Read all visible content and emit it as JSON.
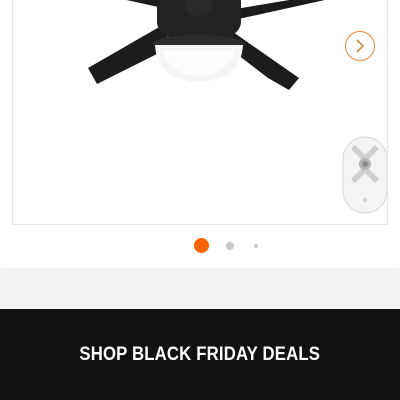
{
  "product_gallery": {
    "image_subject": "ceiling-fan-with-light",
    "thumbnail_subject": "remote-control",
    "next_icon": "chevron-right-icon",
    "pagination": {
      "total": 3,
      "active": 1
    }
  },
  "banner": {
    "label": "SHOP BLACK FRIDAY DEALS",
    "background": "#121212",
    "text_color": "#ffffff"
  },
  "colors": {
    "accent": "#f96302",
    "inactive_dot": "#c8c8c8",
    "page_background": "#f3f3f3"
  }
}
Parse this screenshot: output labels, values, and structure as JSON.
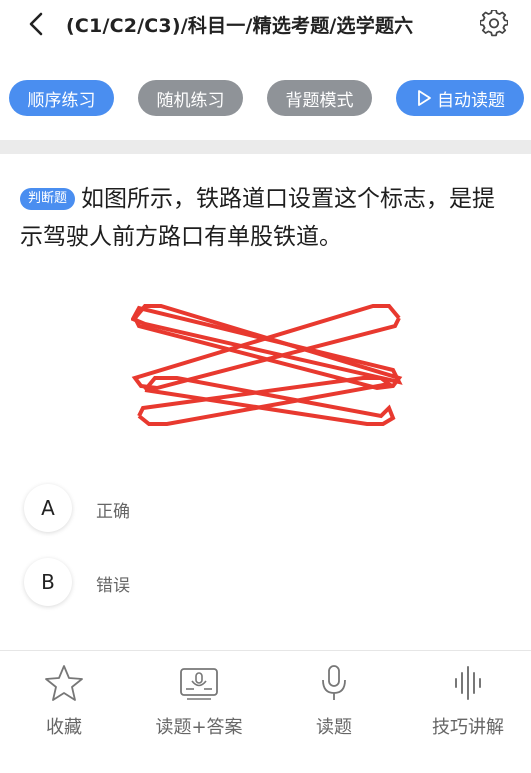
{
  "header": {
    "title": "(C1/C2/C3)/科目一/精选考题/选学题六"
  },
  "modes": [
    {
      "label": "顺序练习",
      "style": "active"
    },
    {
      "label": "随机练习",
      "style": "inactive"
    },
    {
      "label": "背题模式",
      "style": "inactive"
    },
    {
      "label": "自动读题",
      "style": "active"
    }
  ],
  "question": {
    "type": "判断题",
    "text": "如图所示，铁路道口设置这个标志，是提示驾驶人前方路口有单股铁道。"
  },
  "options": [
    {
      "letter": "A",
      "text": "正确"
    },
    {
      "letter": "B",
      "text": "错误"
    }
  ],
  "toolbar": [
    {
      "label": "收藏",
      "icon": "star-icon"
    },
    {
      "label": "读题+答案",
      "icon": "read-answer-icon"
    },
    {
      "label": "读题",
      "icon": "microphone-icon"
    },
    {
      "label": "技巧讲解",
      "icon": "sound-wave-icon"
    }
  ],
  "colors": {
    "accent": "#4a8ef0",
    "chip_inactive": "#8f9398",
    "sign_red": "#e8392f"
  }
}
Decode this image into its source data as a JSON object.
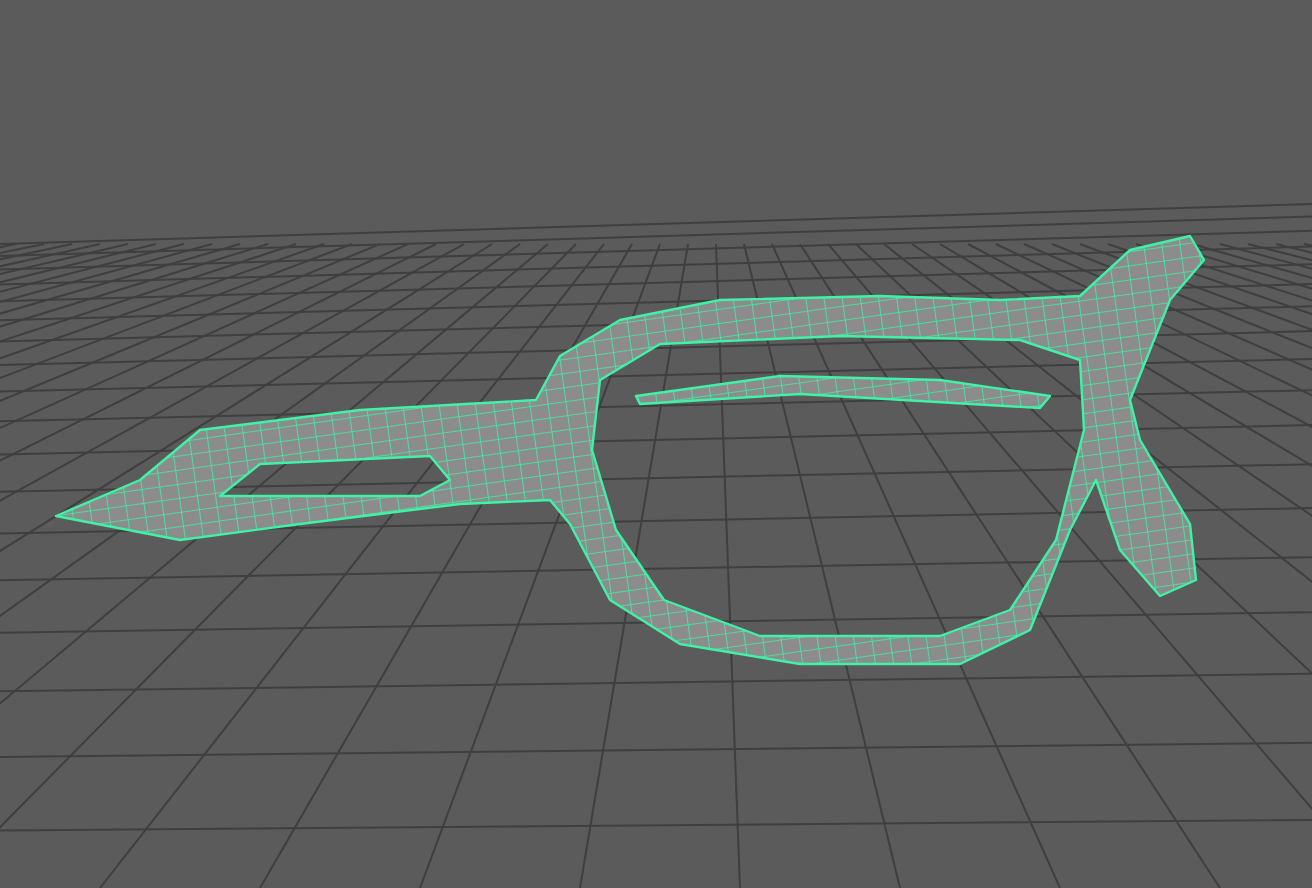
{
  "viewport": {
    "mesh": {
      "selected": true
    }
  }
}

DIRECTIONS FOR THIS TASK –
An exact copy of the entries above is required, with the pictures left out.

ANSWER BELOW –
Read all visible content and emit it as JSON.
{
  "product_gallery": {
    "image_subject": "ceiling-fan-with-light",
    "thumbnail_subject": "remote-control",
    "next_icon": "chevron-right-icon",
    "pagination": {
      "total": 3,
      "active": 1
    }
  },
  "banner": {
    "label": "SHOP BLACK FRIDAY DEALS",
    "background": "#121212",
    "text_color": "#ffffff"
  },
  "colors": {
    "accent": "#f96302",
    "inactive_dot": "#c8c8c8",
    "page_background": "#f3f3f3"
  }
}
Parse this screenshot: output labels, values, and structure as JSON.
{
  "header": {
    "title": "(C1/C2/C3)/科目一/精选考题/选学题六"
  },
  "modes": [
    {
      "label": "顺序练习",
      "style": "active"
    },
    {
      "label": "随机练习",
      "style": "inactive"
    },
    {
      "label": "背题模式",
      "style": "inactive"
    },
    {
      "label": "自动读题",
      "style": "active"
    }
  ],
  "question": {
    "type": "判断题",
    "text": "如图所示，铁路道口设置这个标志，是提示驾驶人前方路口有单股铁道。"
  },
  "options": [
    {
      "letter": "A",
      "text": "正确"
    },
    {
      "letter": "B",
      "text": "错误"
    }
  ],
  "toolbar": [
    {
      "label": "收藏",
      "icon": "star-icon"
    },
    {
      "label": "读题+答案",
      "icon": "read-answer-icon"
    },
    {
      "label": "读题",
      "icon": "microphone-icon"
    },
    {
      "label": "技巧讲解",
      "icon": "sound-wave-icon"
    }
  ],
  "colors": {
    "accent": "#4a8ef0",
    "chip_inactive": "#8f9398",
    "sign_red": "#e8392f"
  }
}
Decode this image into its source data as a JSON object.
{
  "viewport": {
    "mesh": {
      "selected": true
    }
  }
}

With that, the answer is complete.